A Natural History of Uncommon birds, and of some other rare and undescribed Animals, Quadrupeds, Reptiles, Fishes, Insects, &c. London: for the Author, [1739-]1743-1751. 4 volumes. Subscribers' lists, general title in vol.I with engraved vignette. Hand-coloured etched frontispiece to vol.I, 211 etched plates comprising 210 hand-coloured and one uncoloured 'Samoyed' plate. [Uniformly bound with:] Gleanings of Natural History, exhibiting figures of Quadrupeds, Birds, Insects, Plants, &c. London: for the Author, [1758-]1760-1764. 3 volumes. Parallel titles and text in English and French. Engraved portrait of the author by J.S. Miller after B. Dandridge, engraved title vignette and tail-piece, 152 hand-coloured etched counter-proof plates (most plates in the second and third volume neatly numbered in contemporary manuscript hand). The 2 works in seven volumes, 4° (296 x 235mm). Contemporary uniform reversed calf, covers panelled in blind, spine in seven sections with raised bands, red morocco lettering-piece in the second, blue morocco in the third (vol.I of the second work rebacked to match), contained within two modern cloth solander boxes.

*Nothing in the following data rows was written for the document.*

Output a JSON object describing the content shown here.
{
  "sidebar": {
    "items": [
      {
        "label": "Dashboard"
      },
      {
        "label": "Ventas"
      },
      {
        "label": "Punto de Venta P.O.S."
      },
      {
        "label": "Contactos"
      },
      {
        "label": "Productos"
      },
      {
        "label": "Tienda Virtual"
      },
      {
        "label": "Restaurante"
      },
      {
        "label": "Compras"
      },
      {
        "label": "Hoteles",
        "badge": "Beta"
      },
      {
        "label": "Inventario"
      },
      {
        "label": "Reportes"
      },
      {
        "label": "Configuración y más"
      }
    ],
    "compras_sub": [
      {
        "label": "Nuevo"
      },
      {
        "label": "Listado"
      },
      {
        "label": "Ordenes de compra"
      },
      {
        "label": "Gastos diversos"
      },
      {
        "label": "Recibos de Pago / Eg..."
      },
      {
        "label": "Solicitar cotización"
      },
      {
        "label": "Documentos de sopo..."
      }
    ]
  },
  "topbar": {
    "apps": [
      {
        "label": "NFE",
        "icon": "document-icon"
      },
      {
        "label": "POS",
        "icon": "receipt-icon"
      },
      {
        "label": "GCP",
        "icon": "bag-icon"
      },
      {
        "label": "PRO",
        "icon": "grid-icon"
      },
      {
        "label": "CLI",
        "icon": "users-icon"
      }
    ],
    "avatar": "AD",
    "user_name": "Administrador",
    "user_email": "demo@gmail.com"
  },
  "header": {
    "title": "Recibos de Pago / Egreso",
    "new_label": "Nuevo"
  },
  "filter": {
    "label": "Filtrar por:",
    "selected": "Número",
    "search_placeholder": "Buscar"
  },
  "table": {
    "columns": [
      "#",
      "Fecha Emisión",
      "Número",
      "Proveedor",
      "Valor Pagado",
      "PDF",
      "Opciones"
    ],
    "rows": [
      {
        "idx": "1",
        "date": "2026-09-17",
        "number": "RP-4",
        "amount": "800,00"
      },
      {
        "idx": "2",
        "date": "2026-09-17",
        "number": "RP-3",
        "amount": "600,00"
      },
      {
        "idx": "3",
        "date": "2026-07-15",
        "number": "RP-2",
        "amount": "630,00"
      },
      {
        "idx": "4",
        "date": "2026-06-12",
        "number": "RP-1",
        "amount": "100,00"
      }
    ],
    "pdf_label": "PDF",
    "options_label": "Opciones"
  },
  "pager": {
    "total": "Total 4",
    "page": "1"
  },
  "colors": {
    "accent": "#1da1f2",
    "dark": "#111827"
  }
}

FIRST EDITION FIRST ISSUE IN FINE CONDITION, IN A FINE CONTEMPORARY BINDING. "At its date of issue, the Natural History and Gleanings was one of the most important of all Bird Books, both as a fine bird book and as a work of ornithology. It is still high on each list. (Fine Bird Books). "George Edwards was born at Stratford, Essex, and received his early education at a public school at Leytonstone, later being apprenticed to a tradesman in London. Having access to a large library of scientific books, Edwards studied these assiduously and, having made up his mind not to enter business, decided to travel abroad. Between 1716 and 1733 he visited many foreign countries but in December of the latter year settled down in London and, through the influence of Sir Hans Sloane, was chosen Librarian to the Royal College of Physicians... Almost immediately after he was appointed... Edwards commenced the preparation of a series of coloured drawings of animals and birds, used later to illustrate [the present work]; for these he was awarded the Gold Medal of the Royal Society and subsequently elected a fellow." (Lisney p.127). Anker 124-126; 1 p.195; Nissen IVB 286-288; Zimmer pp.192-198. (7)